If we understand that more gain applied to a microphone creates a louder signal, then it should be obvious that less gain creates a quieter one.
Many novices tend to assume that “loud is better” and will max out the amount of gain they’re adding to their signal flow, but this is a huge mistake. Gain can gradually affect your tone, and mass amounts of gain will begin to introduce noise and distortion.
When starting out, it’s important to make sure you’re adding enough gain to avoid your signal being inaudible and just enough to avoid clipping.
Getting comfortable with this process (known as gain staging), can help you to make informed decisions about why and how you set your gain.
What is clipping?
When an amplifier is given the task of delivering an output voltage or current beyond what it’s actually capable of, the effects of this is what we refer to as “clipping”.
We use this term because when pushed to its limit, your system will literally “clip” off the tops of your waveform. In other words, whatever audio was supposed to be there is permanently lost.
While clipping can be an intentional effect, particularly in heavier styles of music, it’s more often than not unwanted. After all, losing portions of your performance seems to defeat the purpose of recording it at all, does it not?
The best way to avoid clipping is proper gain staging.
What exactly is gain staging and how to do it?
Gain staging is the process of optimizing your audio signal levels at each stage in your signal processing to ensure that the greatest sound quality is achieved.
How to gain stage properly?
- Make sure you’ve set your audio source to a proper gain level. It should be loud enough to hear, but not loud enough to cause distortion.
- Adjust your preamp gain so that the signal is loud enough to hear, but not loud enough to cause distortion.
- Set your faders properly so that the signal is loud enough to hear, but not loud enough to cause distortion.
- Adjust your output gain so that the signal is loud enough to hear, but not loud enough to cause distortion.
General tips to help aid in this process
While different engineers have different preferences, a general rule of thumb is making sure that the loudest signal you anticipate on recording doesn’t reach above either -6 dB or -12 dB. This allows for a solid amount of headroom to help with postproduction.
- Try not to position your faders above 0 (if the audio was properly recorded).
- If your DAW’s meter starts to turn red, turn down the gain.
There are microphones that require a lot more gain than others, largely due to their sensitivity or output levels being low. This can be a dynamic microphone with low output, a ribbon microphone, or even some condensers.

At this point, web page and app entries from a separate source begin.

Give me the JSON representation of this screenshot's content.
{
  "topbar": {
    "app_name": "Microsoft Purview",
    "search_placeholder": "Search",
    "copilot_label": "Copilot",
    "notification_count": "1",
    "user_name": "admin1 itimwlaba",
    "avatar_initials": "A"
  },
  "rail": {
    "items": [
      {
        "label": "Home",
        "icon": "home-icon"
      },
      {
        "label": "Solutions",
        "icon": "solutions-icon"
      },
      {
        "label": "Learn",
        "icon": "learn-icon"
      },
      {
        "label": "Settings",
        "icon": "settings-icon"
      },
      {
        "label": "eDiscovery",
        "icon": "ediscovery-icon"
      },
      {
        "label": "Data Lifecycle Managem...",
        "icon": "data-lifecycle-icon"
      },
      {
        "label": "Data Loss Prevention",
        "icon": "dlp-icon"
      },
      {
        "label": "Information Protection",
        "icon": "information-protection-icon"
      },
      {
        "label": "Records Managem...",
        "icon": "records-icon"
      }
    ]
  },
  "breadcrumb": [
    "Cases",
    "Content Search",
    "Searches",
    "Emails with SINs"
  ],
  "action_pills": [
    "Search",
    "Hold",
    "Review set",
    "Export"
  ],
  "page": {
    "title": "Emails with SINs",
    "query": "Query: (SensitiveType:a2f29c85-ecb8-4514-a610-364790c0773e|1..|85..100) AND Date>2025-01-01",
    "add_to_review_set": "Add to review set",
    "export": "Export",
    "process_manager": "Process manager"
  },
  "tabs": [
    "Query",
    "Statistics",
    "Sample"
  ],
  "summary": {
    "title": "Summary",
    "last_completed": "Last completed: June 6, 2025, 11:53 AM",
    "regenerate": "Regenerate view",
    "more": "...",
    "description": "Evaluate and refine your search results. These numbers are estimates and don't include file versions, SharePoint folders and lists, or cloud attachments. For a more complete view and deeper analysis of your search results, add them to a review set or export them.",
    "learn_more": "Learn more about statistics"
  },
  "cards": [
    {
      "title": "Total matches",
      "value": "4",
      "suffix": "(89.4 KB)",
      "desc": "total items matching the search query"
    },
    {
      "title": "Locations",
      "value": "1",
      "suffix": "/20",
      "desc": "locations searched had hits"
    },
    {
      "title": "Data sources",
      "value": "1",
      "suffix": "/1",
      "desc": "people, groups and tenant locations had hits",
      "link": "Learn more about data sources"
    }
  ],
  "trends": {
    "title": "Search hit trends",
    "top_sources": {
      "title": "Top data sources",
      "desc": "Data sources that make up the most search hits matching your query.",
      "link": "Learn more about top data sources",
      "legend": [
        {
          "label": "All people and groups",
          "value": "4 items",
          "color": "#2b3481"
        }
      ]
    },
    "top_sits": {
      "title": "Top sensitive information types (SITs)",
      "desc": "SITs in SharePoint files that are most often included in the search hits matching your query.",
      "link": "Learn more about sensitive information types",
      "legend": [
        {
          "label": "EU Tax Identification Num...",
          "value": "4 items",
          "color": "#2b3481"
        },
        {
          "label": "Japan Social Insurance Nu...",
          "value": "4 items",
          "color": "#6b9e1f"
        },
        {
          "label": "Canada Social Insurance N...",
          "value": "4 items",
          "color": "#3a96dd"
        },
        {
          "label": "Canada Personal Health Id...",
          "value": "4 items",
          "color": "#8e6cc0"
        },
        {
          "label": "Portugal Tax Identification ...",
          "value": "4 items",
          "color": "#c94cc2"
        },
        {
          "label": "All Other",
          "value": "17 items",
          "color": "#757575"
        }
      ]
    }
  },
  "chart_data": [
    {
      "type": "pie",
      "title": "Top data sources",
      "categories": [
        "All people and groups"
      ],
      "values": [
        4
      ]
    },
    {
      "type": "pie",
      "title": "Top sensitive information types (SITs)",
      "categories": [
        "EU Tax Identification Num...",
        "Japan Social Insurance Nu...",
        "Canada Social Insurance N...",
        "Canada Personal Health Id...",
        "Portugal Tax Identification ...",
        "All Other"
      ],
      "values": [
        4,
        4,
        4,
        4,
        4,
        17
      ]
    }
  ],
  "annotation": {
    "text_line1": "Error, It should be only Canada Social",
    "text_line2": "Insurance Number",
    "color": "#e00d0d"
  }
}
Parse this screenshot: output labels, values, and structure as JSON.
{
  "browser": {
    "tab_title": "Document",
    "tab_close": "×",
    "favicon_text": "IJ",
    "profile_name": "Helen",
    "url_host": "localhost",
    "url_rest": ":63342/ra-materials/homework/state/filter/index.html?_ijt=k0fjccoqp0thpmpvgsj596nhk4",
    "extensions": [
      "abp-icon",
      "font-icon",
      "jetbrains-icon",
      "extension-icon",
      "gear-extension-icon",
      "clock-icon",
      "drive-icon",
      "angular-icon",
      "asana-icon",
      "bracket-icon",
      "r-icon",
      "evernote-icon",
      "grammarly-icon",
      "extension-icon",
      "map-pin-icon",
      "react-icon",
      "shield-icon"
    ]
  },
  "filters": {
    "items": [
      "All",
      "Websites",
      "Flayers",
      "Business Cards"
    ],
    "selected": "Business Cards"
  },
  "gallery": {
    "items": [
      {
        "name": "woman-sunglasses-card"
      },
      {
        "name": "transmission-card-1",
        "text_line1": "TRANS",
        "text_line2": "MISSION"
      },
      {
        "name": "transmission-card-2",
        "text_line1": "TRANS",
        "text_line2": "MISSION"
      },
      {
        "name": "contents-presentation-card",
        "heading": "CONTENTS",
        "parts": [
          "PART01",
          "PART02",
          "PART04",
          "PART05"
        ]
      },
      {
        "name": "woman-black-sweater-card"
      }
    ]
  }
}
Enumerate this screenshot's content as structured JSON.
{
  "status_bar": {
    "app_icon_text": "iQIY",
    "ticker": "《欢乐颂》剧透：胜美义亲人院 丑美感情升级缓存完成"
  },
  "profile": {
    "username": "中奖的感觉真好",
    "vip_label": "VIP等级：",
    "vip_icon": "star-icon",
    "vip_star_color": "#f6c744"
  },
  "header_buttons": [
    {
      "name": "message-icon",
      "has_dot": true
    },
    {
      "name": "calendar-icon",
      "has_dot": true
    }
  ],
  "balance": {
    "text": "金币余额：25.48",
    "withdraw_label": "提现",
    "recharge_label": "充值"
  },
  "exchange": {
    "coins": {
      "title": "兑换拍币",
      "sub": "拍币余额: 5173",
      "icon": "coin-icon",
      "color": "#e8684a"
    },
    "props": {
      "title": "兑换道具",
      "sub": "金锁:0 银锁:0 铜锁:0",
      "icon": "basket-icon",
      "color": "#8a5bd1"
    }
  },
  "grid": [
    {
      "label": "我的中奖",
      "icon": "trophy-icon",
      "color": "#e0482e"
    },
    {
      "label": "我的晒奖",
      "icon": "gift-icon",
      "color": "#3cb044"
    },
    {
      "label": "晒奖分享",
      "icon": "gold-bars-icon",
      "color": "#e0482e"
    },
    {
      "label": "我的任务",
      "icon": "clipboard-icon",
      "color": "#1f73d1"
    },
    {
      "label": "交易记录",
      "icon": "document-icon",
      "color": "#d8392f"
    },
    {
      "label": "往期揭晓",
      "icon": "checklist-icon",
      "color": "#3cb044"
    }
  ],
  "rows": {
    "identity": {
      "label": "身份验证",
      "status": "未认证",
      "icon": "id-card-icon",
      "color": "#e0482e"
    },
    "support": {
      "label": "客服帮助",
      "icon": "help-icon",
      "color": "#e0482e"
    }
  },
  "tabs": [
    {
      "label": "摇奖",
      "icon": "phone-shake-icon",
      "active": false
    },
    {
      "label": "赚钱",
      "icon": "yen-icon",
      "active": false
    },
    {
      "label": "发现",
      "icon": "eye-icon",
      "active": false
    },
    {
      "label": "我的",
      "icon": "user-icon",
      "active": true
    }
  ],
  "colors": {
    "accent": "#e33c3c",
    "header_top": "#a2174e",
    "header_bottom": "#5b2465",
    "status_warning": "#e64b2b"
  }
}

Notoriously gain-hungry microphones include the Electro-Voice RE20 and the Shure SM7B.
While it’s obvious that you’re not going to want to send too much juice into the signal, you may need to crank it higher than you would for other microphones.
A common issue that you’ll run into in a scenario like this, is that your interface or mix console won’t be capable of producing enough gain to compensate. If you find that you need to dial the gain all the way up for a decent signal, you’ll want to start to consider investing in a preamp – or use a different microphone entirely.
Further reading: What is a preamp, and do I need one?
While understanding microphone gain may seem like an overwhelming and complicated task on the outside look in, it’s ultimately a very basic principle of audio. Even a baseline level of understanding can vastly improve the quality of your recordings.
Knowing how much gain to apply, when to make adjustments, and what to avoid can allow you to record quality audio that’s easy to deal with in post.